    John McConnell

  31. entered 21 December 2010 @ 9:24 am

    I can relate to certain parts of your situation. I understand how hard it can be to deal with those circumstances. I hope you come around quickly. God bless.

  32. Ryan Doherty
    entered 8 January 2011 @ 7:49 pm

    Hey Mike, just wanted to say I know how you feel and hope you start feeling better soon. I’ve battled depression and anxiety since high school and know it’s not easy. The hardest step is making the decision to get help and I’m glad you did it.


  33. entered 11 January 2011 @ 4:16 pm

    Hey, Mike, I just wanted to offer my support and commiserations.
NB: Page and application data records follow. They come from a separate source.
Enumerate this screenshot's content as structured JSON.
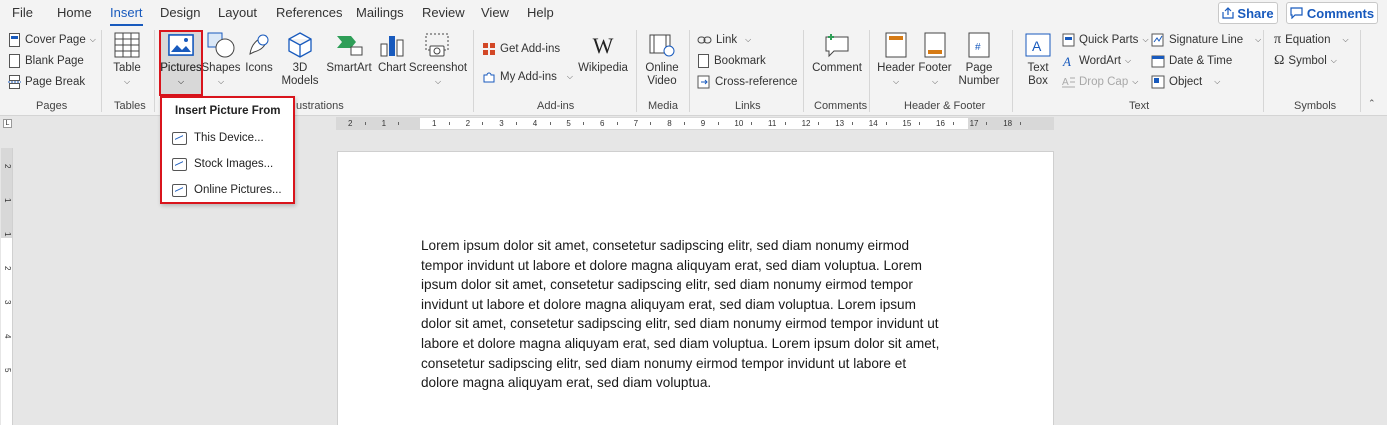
{
  "menu": {
    "tabs": [
      "File",
      "Home",
      "Insert",
      "Design",
      "Layout",
      "References",
      "Mailings",
      "Review",
      "View",
      "Help"
    ],
    "active_tab": "Insert",
    "share_label": "Share",
    "comments_label": "Comments"
  },
  "ribbon": {
    "pages": {
      "cover_page": "Cover Page",
      "blank_page": "Blank Page",
      "page_break": "Page Break",
      "group": "Pages"
    },
    "tables": {
      "table": "Table",
      "group": "Tables"
    },
    "illustrations": {
      "pictures": "Pictures",
      "shapes": "Shapes",
      "icons": "Icons",
      "models_3d_1": "3D",
      "models_3d_2": "Models",
      "smartart": "SmartArt",
      "chart": "Chart",
      "screenshot": "Screenshot",
      "group": "Illustrations",
      "group_visible": "ustrations"
    },
    "addins": {
      "get_addins": "Get Add-ins",
      "my_addins": "My Add-ins",
      "wikipedia": "Wikipedia",
      "group": "Add-ins"
    },
    "media": {
      "online_video_1": "Online",
      "online_video_2": "Video",
      "group": "Media"
    },
    "links": {
      "link": "Link",
      "bookmark": "Bookmark",
      "cross_reference": "Cross-reference",
      "group": "Links"
    },
    "comments": {
      "comment": "Comment",
      "group": "Comments"
    },
    "header_footer": {
      "header": "Header",
      "footer": "Footer",
      "page_number_1": "Page",
      "page_number_2": "Number",
      "group": "Header & Footer"
    },
    "text": {
      "text_box_1": "Text",
      "text_box_2": "Box",
      "quick_parts": "Quick Parts",
      "wordart": "WordArt",
      "drop_cap": "Drop Cap",
      "signature_line": "Signature Line",
      "date_time": "Date & Time",
      "object": "Object",
      "group": "Text"
    },
    "symbols": {
      "equation": "Equation",
      "symbol": "Symbol",
      "group": "Symbols"
    }
  },
  "dropdown": {
    "title": "Insert Picture From",
    "items": [
      "This Device...",
      "Stock Images...",
      "Online Pictures..."
    ]
  },
  "ruler": {
    "h_numbers": [
      "2",
      "1",
      "1",
      "2",
      "3",
      "4",
      "5",
      "6",
      "7",
      "8",
      "9",
      "10",
      "11",
      "12",
      "13",
      "14",
      "15",
      "16",
      "17",
      "18"
    ],
    "v_numbers": [
      "2",
      "1",
      "1",
      "2",
      "3",
      "4",
      "5"
    ]
  },
  "document": {
    "lines": [
      "Lorem ipsum dolor sit amet, consetetur sadipscing elitr, sed diam nonumy eirmod",
      "tempor invidunt ut labore et dolore magna aliquyam erat, sed diam voluptua. Lorem",
      "ipsum dolor sit amet, consetetur sadipscing elitr, sed diam nonumy eirmod tempor",
      "invidunt ut labore et dolore magna aliquyam erat, sed diam voluptua. Lorem ipsum",
      "dolor sit amet, consetetur sadipscing elitr, sed diam nonumy eirmod tempor invidunt ut",
      "labore et dolore magna aliquyam erat, sed diam voluptua. Lorem ipsum dolor sit amet,",
      "consetetur sadipscing elitr, sed diam nonumy eirmod tempor invidunt ut labore et",
      "dolore magna aliquyam erat, sed diam voluptua."
    ]
  },
  "colors": {
    "accent": "#185abd",
    "highlight": "#d9141c"
  }
}
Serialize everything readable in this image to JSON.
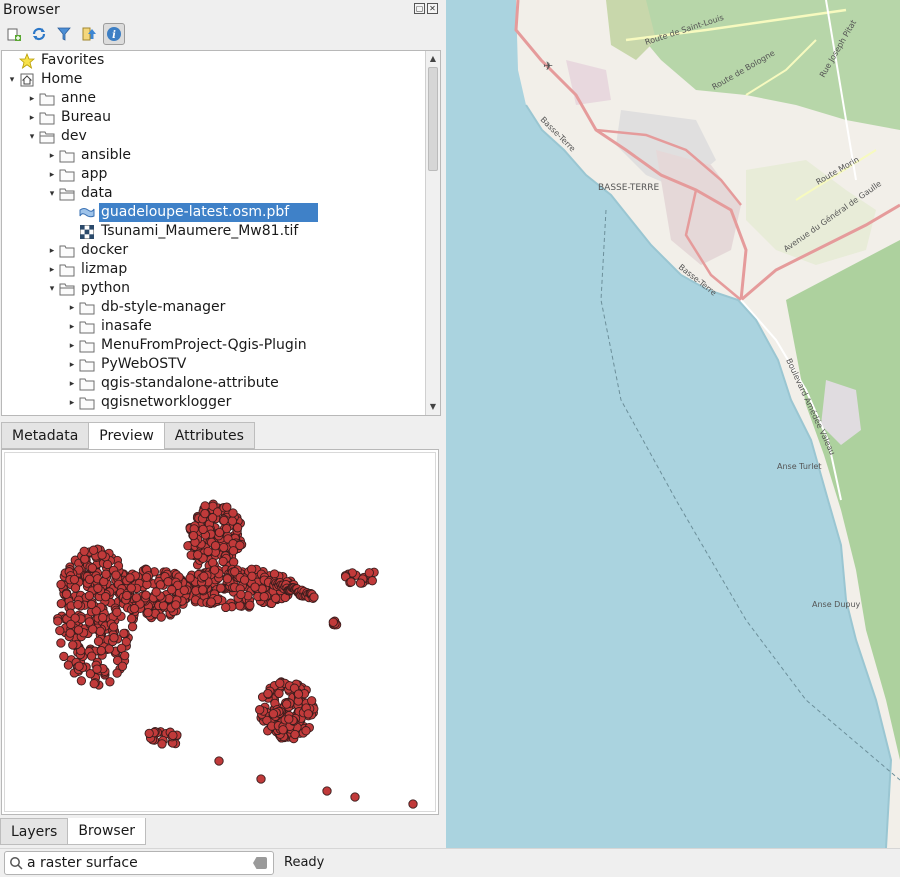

I suffered debilitating depression through my teens and twenties, though somehow I seemed to escape the Black Dog a decade or so ago (good riddance and knock on wood). I know how difficult it is to convey to people (or even sometimes to understand yourself) how different chronic depression is from mere sadness or ennui, and how divorced from the context of real events around you, and what a struggle it is to fight against it.

    I’m glad to hear you have such an excellent support network, and I hope to see you back soon, kicking ass for the Web.


  34. entered 14 January 2011 @ 10:00 am

    [...] Several weeks ago, I stopped working because, put simply, I was not able to work. My depression had gone right through its usual winter intensification, and all the way to basically rendering me non-functional. I was unable to muster the energy, or usually even the motivation, to start to get better, and even once I was no longer able to work it took me several days to go through the process of finding a doctor to work with. Merely digging up my phone and telling people that I wasn’t going to work was such effort that I would literally collapse crying after. [...]

  35. entered 14 January 2011 @ 4:30 pm

    Thank you for this brave post and keeping the conversation around depression open. This post gives me hope. Take care of yourself.